Glioblastoma is a fatal brain cancer with low median and yearly survival rates. The standard of care for treating glioblastoma is gross total resection (GTR) coupled with the Stupp protocol, but various factors influence the interventions undertaken and survival achieved. As health disparities exist in rural areas, survival in these areas need to be assessed in order to understand which factors detract from the successes of these standard medical interventions. We retrospectively determined the impact of age of diagnosis, number of lesions, the molecular marker O6-methylguanine methyltransferase (MGMT), extent of surgery, and completion of the Stupp protocol on survival among patients treated at West Virginia University Hospitals. We found that an age of diagnosis under 60 years, having the MGMT gene methylated, having a unifocal tumor, receiving GTR, adhering to the Stupp protocol, and undergoing a treatment course of GTR followed by the Stupp protocol significantly increased survival. Lastly, we compared our findings to a pre-Stupp study done in West Virginia in 1996. This comparison showed that although overall median survival has not increased, all interventions involving GTR have resulted in a significantly higher survival. We conclude that we can serve our patient population by offering GTR to all adult glioblastoma patients when no contraindications exist and ensuring that patients follow the Stupp protocol. After discharge, the Stupp protocol may not be followed/completed for a variety of reasons. In the future, we aim to assess these reasons and analyze other significant interventional and socioeconomic factors which influence survival.

Source Citation
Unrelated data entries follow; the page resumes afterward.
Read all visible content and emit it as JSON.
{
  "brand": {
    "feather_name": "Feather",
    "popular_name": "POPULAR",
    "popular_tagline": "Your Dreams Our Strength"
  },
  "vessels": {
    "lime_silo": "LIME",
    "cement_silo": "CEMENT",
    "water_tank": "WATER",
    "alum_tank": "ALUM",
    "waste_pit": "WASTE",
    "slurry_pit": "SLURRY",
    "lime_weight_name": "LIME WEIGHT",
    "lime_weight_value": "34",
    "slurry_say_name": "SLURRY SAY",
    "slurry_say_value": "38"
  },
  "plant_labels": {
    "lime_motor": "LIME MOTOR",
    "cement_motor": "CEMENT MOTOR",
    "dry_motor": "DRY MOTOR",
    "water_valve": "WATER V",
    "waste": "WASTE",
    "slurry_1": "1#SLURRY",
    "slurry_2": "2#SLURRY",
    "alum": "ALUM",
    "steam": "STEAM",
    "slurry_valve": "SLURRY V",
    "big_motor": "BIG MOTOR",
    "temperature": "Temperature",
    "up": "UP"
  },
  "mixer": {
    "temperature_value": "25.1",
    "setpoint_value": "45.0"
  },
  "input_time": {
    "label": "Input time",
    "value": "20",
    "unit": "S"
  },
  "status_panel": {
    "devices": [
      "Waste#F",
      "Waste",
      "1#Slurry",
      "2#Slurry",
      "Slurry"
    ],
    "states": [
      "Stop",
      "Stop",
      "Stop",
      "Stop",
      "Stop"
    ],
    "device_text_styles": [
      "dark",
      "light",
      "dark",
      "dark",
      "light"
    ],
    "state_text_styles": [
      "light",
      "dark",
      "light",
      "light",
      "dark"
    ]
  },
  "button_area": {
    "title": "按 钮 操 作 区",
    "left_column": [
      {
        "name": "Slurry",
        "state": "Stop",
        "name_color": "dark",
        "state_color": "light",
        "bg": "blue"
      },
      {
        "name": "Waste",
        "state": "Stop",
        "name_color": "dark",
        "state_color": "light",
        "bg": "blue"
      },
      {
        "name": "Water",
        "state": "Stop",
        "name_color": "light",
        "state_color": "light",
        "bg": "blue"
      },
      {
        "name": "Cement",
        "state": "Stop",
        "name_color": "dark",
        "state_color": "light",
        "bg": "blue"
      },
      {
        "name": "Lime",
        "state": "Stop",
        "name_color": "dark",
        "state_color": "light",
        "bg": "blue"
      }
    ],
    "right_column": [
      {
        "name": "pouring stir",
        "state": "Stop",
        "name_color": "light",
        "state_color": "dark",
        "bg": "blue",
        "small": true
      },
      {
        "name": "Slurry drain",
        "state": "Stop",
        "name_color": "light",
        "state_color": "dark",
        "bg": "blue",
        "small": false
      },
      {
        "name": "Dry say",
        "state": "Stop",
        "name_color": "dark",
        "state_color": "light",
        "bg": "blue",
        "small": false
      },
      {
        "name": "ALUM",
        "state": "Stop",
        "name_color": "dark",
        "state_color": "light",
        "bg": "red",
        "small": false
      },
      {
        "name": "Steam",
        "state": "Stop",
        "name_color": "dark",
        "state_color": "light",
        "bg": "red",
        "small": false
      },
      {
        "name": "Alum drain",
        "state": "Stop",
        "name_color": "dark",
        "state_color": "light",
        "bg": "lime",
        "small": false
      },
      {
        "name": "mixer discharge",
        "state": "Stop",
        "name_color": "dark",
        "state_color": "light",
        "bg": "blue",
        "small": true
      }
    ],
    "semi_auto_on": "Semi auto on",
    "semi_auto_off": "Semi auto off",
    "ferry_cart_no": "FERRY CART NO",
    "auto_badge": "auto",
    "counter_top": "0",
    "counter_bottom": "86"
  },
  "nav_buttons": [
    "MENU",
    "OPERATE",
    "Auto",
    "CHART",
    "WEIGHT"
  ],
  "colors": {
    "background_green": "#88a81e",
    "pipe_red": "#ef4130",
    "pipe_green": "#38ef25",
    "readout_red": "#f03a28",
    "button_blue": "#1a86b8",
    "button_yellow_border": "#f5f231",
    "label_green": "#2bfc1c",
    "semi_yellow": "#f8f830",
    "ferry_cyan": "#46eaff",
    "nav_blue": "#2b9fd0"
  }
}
Urhie O, Turner R, Lucke-Wold B, et al. Glioblastoma Survival Outcomes at a Tertiary Hospital in Appalachia: Factors Impacting the Survival of Patients Following Implementation of the Stupp Protocol. World Neurosurgery. 2018;115:e59-e66. doi:10.1016/j.wneu.2018.03.163